Marc Storace de Krokus still regrets def Leppard’s downfall
Krokus frontman Marc Storace has said he still regrets the act that allowed his band to kick off their 1983 US tour with Def Leppard.
The Swiss group was the first part of the British formation, the two groups rising in the charts with their last albums. While the early shows went well on and off stage, the headlines were rocked by Storace’s performances.
“I used to do these songs; on the left of the stage, on the right, in the middle of the stage, everyone together ”, he declared. Vinyl Author Music in a new interview. “The whole house is singing. It was incredible; goose bumps. Then, suddenly out of the blue, our manager walked into our locker room one of those afternoons and said, “I had a complaint from the Lepps. It’s about you, Marc. […] They don’t want you to do your songs from the same positions Joe Elliott uses on stage. So, they’re going to mark it with this white ribbon and you don’t have to go through it.
Storace continued, “Before the show that night, [Krokus’ manager] came up to me and said, ‘You know what? Forget these lines because I’m not in this […] You go ahead and do what you did before. If anyone complains, send it to me. And that’s what I did. Here I am, doing my thing, without wanting to do any harm. And the next thing we knew, that night Peter Mensch, the manager of Def Leppard, came over and said, “You’re off the tour after our gig!

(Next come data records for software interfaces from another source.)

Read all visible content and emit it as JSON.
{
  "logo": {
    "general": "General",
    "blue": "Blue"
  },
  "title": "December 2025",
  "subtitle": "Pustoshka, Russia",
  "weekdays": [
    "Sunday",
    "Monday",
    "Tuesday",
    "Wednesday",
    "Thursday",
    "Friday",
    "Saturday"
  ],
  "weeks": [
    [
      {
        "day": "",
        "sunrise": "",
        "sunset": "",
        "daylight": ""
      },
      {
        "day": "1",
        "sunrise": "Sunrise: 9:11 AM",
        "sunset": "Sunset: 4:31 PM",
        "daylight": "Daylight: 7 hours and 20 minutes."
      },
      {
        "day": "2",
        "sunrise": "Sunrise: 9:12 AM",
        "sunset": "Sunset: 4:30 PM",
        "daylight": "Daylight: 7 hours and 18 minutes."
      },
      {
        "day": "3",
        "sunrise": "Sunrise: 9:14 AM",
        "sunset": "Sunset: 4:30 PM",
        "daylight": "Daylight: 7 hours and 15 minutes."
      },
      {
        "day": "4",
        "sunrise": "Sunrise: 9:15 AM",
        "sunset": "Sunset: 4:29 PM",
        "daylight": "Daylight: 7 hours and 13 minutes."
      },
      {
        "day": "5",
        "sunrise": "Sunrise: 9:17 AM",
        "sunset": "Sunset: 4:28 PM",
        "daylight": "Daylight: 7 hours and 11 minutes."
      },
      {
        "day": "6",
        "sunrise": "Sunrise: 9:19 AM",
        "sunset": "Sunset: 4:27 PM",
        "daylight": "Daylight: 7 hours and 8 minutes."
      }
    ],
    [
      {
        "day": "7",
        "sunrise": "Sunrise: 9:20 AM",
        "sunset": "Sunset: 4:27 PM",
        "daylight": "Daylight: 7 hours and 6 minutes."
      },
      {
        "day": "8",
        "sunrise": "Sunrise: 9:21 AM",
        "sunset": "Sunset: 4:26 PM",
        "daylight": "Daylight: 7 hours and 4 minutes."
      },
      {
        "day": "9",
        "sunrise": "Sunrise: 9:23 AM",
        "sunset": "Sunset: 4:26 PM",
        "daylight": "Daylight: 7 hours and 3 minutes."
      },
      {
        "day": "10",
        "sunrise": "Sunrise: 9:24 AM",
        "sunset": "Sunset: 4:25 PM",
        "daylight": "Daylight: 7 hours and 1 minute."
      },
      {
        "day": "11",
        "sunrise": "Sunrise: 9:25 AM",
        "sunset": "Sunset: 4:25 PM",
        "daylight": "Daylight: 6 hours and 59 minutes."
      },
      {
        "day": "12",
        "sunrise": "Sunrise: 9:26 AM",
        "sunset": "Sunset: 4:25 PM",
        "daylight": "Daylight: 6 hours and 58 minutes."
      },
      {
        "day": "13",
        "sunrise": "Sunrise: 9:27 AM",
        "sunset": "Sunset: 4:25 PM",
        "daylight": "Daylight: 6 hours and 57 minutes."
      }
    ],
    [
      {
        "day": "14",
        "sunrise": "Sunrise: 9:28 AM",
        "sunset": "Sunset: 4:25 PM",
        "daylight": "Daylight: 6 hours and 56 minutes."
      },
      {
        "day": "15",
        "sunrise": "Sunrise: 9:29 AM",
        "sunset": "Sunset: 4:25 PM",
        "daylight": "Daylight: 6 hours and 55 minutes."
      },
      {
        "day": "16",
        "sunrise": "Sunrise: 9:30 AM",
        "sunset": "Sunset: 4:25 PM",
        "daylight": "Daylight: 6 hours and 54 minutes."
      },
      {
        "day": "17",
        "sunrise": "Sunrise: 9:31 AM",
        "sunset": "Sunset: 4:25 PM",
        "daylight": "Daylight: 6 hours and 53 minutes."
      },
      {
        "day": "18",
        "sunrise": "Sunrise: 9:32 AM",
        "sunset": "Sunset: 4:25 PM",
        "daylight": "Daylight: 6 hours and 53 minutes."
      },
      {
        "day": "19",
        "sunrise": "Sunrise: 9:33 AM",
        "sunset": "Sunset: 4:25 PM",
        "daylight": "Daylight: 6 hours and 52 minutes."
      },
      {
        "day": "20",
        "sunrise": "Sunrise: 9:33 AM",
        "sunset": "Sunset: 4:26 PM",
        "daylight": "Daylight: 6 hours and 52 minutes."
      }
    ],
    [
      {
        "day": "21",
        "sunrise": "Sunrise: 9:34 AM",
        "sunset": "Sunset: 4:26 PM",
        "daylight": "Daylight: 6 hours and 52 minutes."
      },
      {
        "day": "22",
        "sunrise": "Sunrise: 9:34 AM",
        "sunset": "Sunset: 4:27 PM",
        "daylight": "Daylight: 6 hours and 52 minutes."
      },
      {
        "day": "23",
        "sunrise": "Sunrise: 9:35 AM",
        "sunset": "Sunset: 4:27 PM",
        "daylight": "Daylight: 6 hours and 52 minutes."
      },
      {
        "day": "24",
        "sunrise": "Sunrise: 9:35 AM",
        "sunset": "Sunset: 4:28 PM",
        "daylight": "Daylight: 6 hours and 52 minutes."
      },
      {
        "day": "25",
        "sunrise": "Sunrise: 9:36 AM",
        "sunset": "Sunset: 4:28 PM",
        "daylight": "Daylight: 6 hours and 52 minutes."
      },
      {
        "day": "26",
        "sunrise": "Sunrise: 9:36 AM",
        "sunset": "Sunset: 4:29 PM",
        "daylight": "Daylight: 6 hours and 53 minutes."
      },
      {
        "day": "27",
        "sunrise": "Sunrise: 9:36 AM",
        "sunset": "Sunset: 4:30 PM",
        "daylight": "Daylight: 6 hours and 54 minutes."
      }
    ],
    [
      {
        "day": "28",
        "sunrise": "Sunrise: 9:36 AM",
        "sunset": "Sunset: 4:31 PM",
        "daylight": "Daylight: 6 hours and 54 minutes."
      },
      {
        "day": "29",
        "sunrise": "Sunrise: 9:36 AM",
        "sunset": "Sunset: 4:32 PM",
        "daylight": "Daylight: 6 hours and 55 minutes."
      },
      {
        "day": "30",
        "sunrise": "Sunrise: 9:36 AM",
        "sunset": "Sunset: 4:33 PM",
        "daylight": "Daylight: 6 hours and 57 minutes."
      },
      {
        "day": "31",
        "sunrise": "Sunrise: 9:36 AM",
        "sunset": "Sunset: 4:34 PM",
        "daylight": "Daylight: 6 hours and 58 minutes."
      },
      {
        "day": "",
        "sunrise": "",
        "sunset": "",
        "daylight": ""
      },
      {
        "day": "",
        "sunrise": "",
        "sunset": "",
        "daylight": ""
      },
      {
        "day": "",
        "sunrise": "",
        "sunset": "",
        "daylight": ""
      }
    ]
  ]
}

A “heated argument” between the managers followed, he said, with the result that Krokus was indeed banned from the tour. He described it as “a great pity” and added: “I still regret what I have done to this day.” But he was happy to report that the bands had managed to settle their differences behind the scenes at Sweden Rock Festival 2019. “I met Joe – surrounded by everyone – the two bands got together. It was like everyone was slapping their backs, hugging each other, shaking hands and all that.
Storace told Elliott, “I mean this, just in case something happens and we never see each other again.” […] I’m sorry for what happened. I followed what my manager told me to do and that’s why I did what I did. I just wanted you to know. “He said Elliott replied: [C]Hello ! It was like a hundred years ago. I never thought about it again. Claiming that it had done him “a lot of good” to make peace, he added: “That night we all watched their show from the side of the stage like we did in 1983, and after the show, we had a drink together. “
Def Leppard’s albums ranked from worst to best
From their cutting edge debut to their pop breakthrough to recent recordings, we rank every LP.